## Activity
Tell how many lines of the data include the word "muchas". Nothing but the number belongs in the answer.

## Working data

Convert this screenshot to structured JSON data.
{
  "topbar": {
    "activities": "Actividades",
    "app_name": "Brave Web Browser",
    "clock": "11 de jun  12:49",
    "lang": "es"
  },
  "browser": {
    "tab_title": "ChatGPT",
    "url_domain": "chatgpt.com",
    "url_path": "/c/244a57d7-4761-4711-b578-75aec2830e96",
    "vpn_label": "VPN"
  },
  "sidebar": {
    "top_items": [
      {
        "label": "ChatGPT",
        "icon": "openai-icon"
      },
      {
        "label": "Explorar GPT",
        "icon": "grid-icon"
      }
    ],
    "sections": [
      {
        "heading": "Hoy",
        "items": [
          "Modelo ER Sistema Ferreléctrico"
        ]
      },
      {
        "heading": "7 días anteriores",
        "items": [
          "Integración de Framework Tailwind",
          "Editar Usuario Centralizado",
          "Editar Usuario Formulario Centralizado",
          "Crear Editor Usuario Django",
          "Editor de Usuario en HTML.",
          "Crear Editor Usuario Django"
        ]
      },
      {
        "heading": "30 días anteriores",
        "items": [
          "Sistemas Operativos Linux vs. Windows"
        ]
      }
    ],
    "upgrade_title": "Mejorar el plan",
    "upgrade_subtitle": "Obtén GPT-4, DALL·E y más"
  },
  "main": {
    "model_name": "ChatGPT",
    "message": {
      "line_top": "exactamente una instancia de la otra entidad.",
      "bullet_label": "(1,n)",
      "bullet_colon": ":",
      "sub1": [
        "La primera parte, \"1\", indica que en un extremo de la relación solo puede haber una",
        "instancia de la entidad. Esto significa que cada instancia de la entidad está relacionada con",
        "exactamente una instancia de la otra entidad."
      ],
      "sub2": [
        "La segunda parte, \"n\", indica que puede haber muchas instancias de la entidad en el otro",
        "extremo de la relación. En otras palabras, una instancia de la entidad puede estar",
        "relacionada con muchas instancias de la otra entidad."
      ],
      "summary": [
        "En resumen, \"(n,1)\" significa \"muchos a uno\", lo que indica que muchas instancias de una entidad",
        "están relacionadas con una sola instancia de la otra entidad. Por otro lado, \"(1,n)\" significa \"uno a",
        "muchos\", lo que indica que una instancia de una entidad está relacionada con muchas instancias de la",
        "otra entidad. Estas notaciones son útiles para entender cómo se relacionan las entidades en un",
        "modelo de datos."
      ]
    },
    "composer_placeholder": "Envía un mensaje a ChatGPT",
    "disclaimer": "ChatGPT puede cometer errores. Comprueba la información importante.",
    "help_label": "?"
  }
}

## Written response
4